Rebecca Chen was the Feminae intern during the summer of 2020. She is an English major at Haverford College with interests in pursuing medicine.

Jonathan Sudo worked on Feminae in summer 2019. He majored in History and East Asian Studies at Haverford College.

Drew Forte worked on images from Spring 2018 through Spring 2020 . He had a particular interest in the occult and magic as represented in medieval art.

Jessica Urban researched and wrote about images from fall 2016 through fall 2017. She concentrated on archaeology and material culture. She majored in Archaeology at Bryn Mawr College.

Bill Ristow worked on manuscript images during the 2015-16 academic year. He majored in history and wrote his senior thesis on medieval kingship with reference to Wace's Roman de Rou and Henry II.

Rachel Davies worked on the brass rubbings during the 2013 summer session for the exhibit Lasting Impressions. During 2015-16 she researched and wrote entries concerning Spanish art.

Leigh Peterson worked on images during the Fall 2012 through Spring 2015 academic years. She was an undergraduate student who majored in art history at Bryn Mawr College. She was an intern at the Cloisters Museum during summer 2013.

Shannon Steiner added images during the summer and fall of 2013. Shannon was a doctoral student in History of Art at Bryn Mawr College. She holds a B.A. from Temple University (2009) and M.A.s from The University of Texas at Austin (2011) and
Bryn Mawr College (2013). Her research focused on the visual culture of saints' cults and the role of art in forming community and gender identities in Byzantium.

Sarah Celentano worked on the initial 300 image records. She was a doctoral student at the University of Texas at Austin. Her research focused on the visual culture of female monastic communities with a specialization in twelfth-century German-speaking areas. Her dissertation, "Embodied Reading as Political Action in the Hortus deliciarum," explored the textual and visual responses in the twelfth-century Hortus deliciarum to papal schism and imperial challenges to Church authority. Additional areas of examination were the use of medieval mnemonic techniques, and conduits of artistic exchange between northern and southern Europe.

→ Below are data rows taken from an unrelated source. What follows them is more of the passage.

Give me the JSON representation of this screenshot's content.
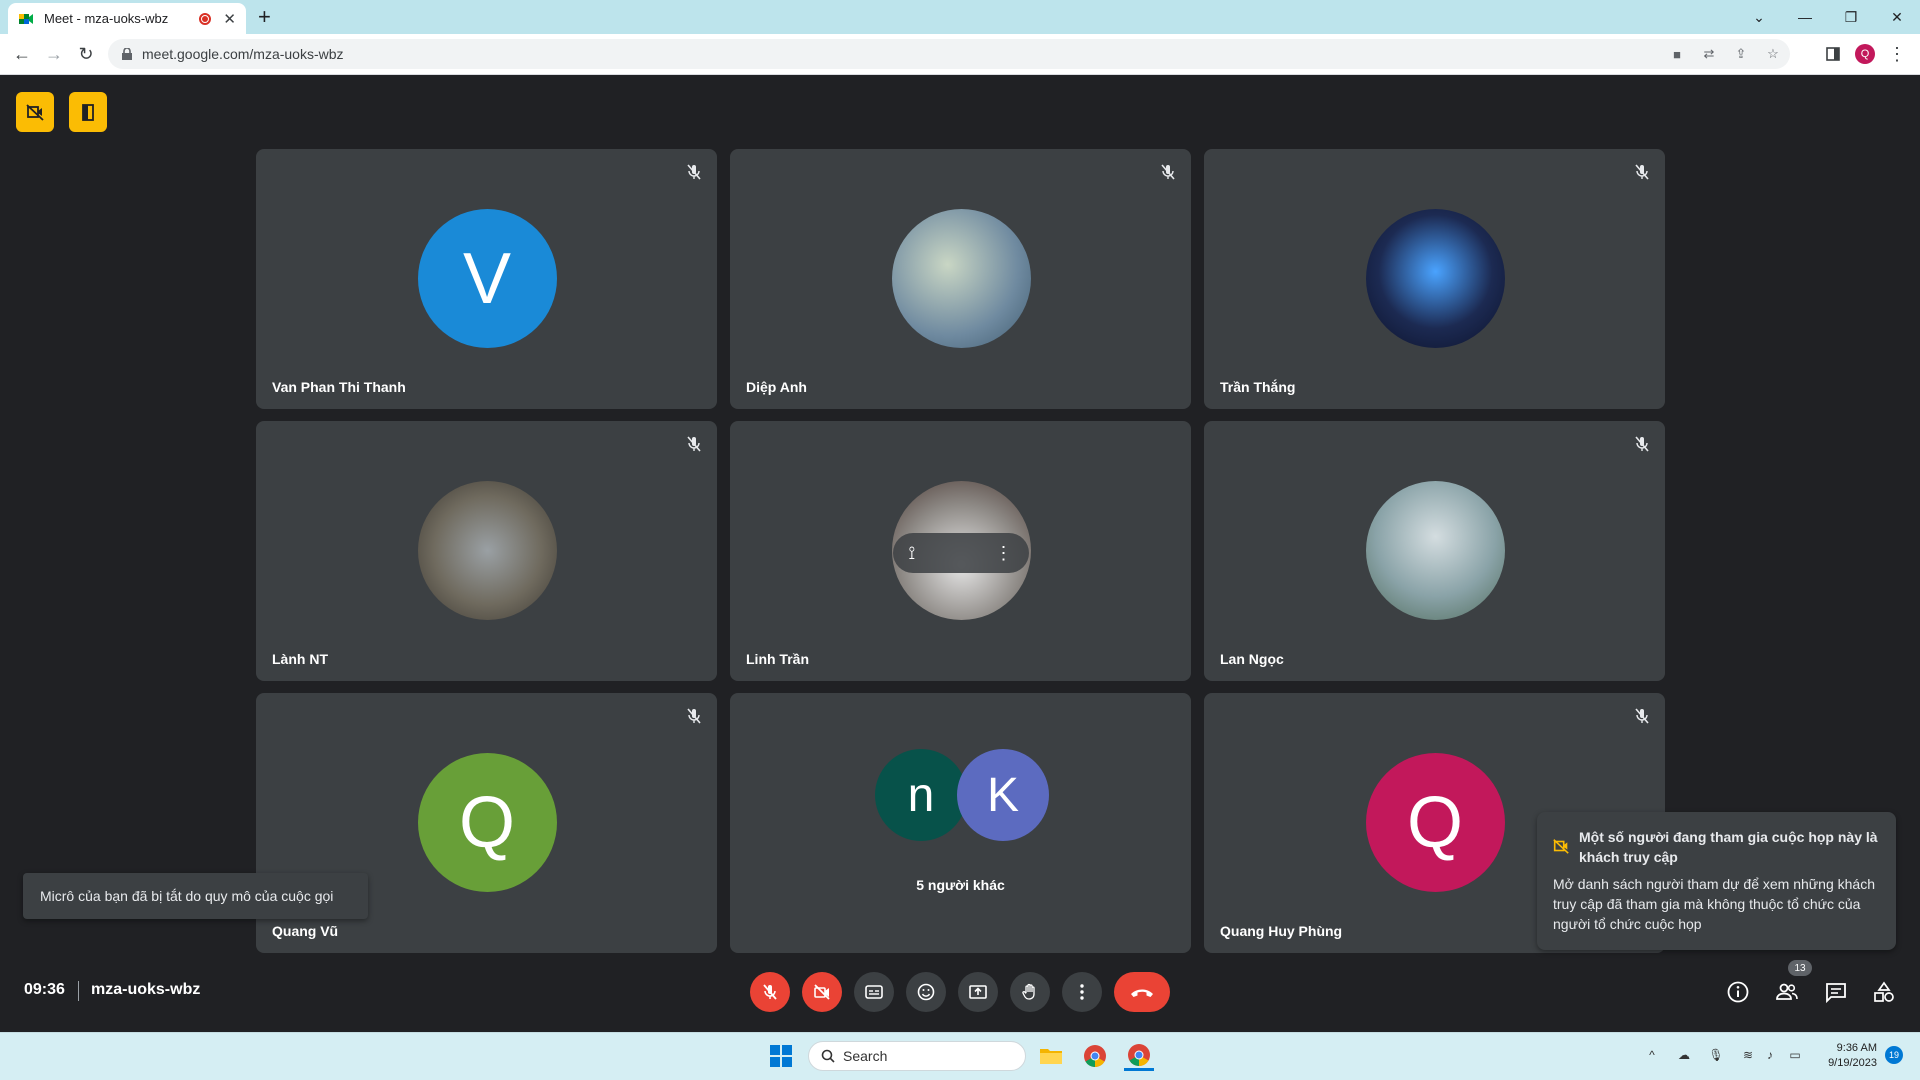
{
  "browser": {
    "tab_title": "Meet - mza-uoks-wbz",
    "url": "meet.google.com/mza-uoks-wbz",
    "profile_initial": "Q"
  },
  "participants": [
    {
      "name": "Van Phan Thi Thanh",
      "initial": "V",
      "color": "#1a8ad7",
      "muted": true
    },
    {
      "name": "Diệp Anh",
      "initial": "",
      "color": "#7a94a8",
      "muted": true
    },
    {
      "name": "Trần Thắng",
      "initial": "",
      "color": "#1c2a52",
      "muted": true
    },
    {
      "name": "Lành NT",
      "initial": "",
      "color": "#6f6a5e",
      "muted": true
    },
    {
      "name": "Linh Trần",
      "initial": "",
      "color": "#8e8a86",
      "muted": false
    },
    {
      "name": "Lan Ngọc",
      "initial": "",
      "color": "#8aa3a8",
      "muted": true
    },
    {
      "name": "Quang Vũ",
      "initial": "Q",
      "color": "#689f38",
      "muted": true
    },
    {
      "name": "Quang Huy Phùng",
      "initial": "Q",
      "color": "#c2185b",
      "muted": true
    }
  ],
  "others_tile": {
    "label": "5 người khác",
    "avatar1_initial": "n",
    "avatar1_color": "#07524a",
    "avatar2_initial": "K",
    "avatar2_color": "#5c6bc0"
  },
  "toast": "Micrô của bạn đã bị tắt do quy mô của cuộc gọi",
  "notice": {
    "title": "Một số người đang tham gia cuộc họp này là khách truy cập",
    "body": "Mở danh sách người tham dự để xem những khách truy cập đã tham gia mà không thuộc tổ chức của người tổ chức cuộc họp"
  },
  "meeting": {
    "time": "09:36",
    "code": "mza-uoks-wbz",
    "participant_count": "13"
  },
  "taskbar": {
    "search_placeholder": "Search",
    "time": "9:36 AM",
    "date": "9/19/2023",
    "notification_count": "19"
  },
  "colors": {
    "accent_yellow": "#fbbc04",
    "danger_red": "#ea4335",
    "tile_bg": "#3c4043",
    "page_bg": "#202124"
  }
}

Independent College Programs 142 Women and Gender in the Middle Ages: Representations in Art Margaret Schaus Haverford College, Spring 2021
Students in the class researched and wrote about medieval art in groups and as individual projects. They contributed their work to Feminae as image records.

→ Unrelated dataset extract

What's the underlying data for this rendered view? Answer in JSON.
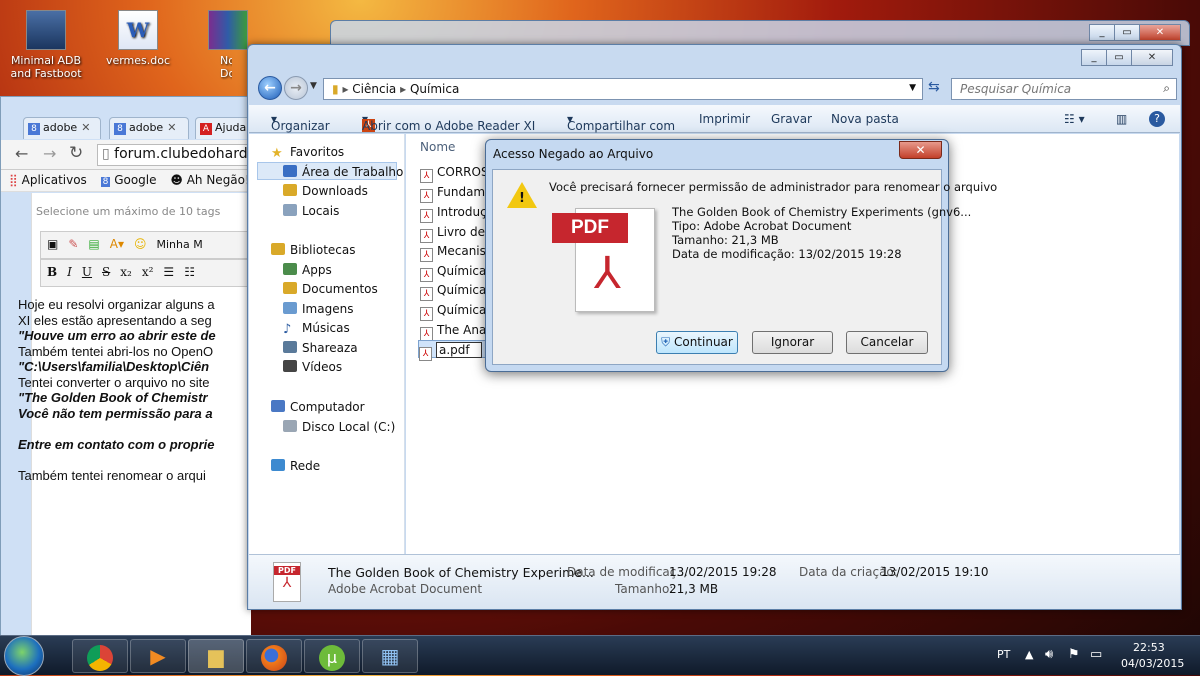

Elinor Berger is a Literatures in English and Medieval Studies double major at Bryn Mawr College.

Jia Jing Ding is a History of Art and Economics double major at Bryn Mawr College.

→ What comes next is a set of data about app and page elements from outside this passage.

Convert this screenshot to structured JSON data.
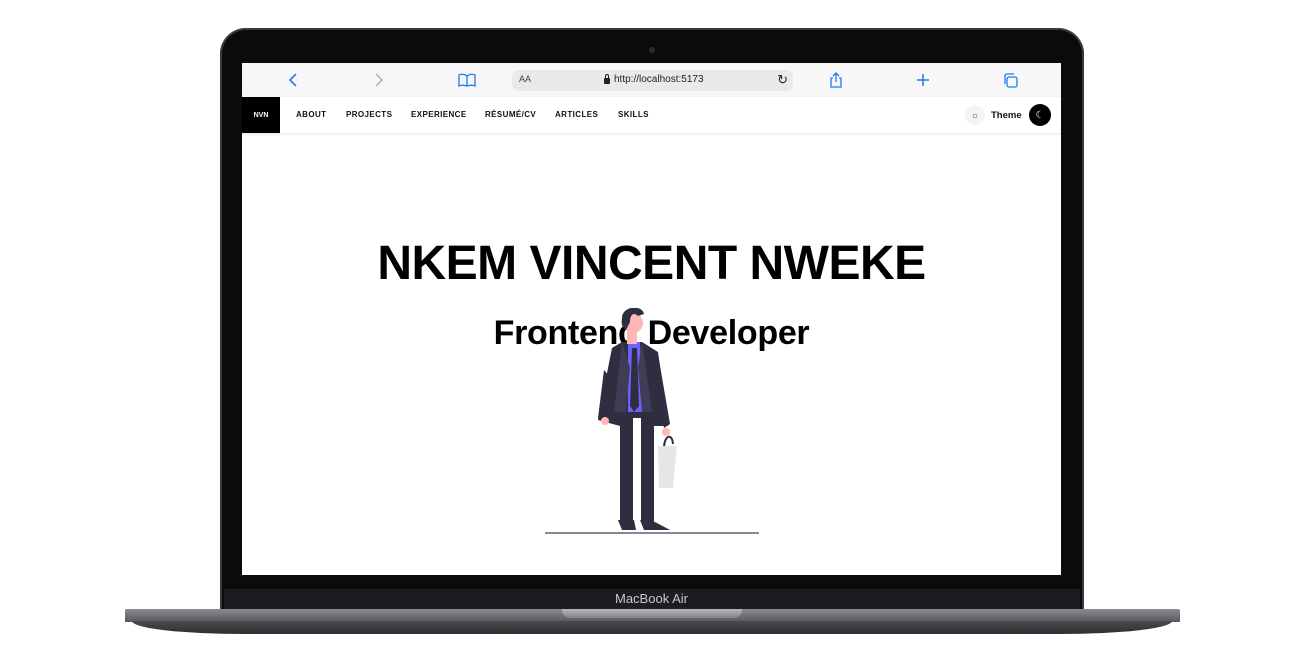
{
  "device": {
    "brand_label": "MacBook Air"
  },
  "browser": {
    "text_size_label": "AA",
    "url": "http://localhost:5173",
    "icons": [
      "chevron-left-icon",
      "chevron-right-icon",
      "book-icon",
      "lock-icon",
      "reload-icon",
      "share-icon",
      "plus-icon",
      "tabs-icon"
    ]
  },
  "site": {
    "logo": "NVN",
    "nav": [
      "ABOUT",
      "PROJECTS",
      "EXPERIENCE",
      "RÉSUMÉ/CV",
      "ARTICLES",
      "SKILLS"
    ],
    "theme_label": "Theme",
    "hero": {
      "name": "NKEM VINCENT NWEKE",
      "role": "Frontend Developer"
    }
  },
  "colors": {
    "accent": "#1a7cf5",
    "tie": "#6c63ff",
    "suit": "#2f2e41"
  }
}
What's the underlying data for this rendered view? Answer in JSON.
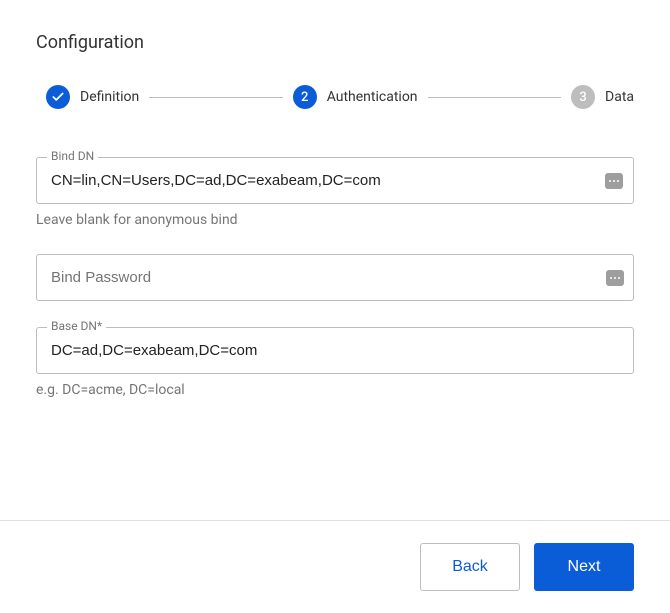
{
  "title": "Configuration",
  "stepper": {
    "step1": {
      "label": "Definition"
    },
    "step2": {
      "number": "2",
      "label": "Authentication"
    },
    "step3": {
      "number": "3",
      "label": "Data"
    }
  },
  "form": {
    "bind_dn": {
      "label": "Bind DN",
      "value": "CN=lin,CN=Users,DC=ad,DC=exabeam,DC=com",
      "helper": "Leave blank for anonymous bind"
    },
    "bind_password": {
      "placeholder": "Bind Password",
      "value": ""
    },
    "base_dn": {
      "label": "Base DN*",
      "value": "DC=ad,DC=exabeam,DC=com",
      "helper": "e.g. DC=acme, DC=local"
    }
  },
  "footer": {
    "back": "Back",
    "next": "Next"
  }
}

Helena Frisbie-Firsching is a Physics major and Health Studies minor at Haverford College.

Bella Gerstmann is a prospective Linguistics or Anthropology major at Bryn Mawr College.

Leela Krishnan is a Math major and a Chemistry minor at Haverford College.

Faith Meacham is a Computer Science major and Math and Visual Studies minor at Bryn Mawr College.

Lipi Paladugu is a Computer Science major with minors in Visual Studies and Math at Bryn Mawr College.

Sadie Pileggi-Proud is a Political Science major with a concentration in Peace, Justice, and Human Rights at Haverford College.

Caroline Quillen is an English major at Haverford College.

Esmé Read is a History of Art major, with a prospective minor in French and Francophone studies at Bryn Mawr College.

Annabelle Renshaw is a History of Art major and a Classical and Near-Eastern Archaeology minor at Bryn Mawr College.

Aviva Soll is a prospective Biology or Chemistry major and Environmental Studies minor with a Biochemistry concentration at Haverford College.

Lauryn White is at Haverford College, and their major is Religion.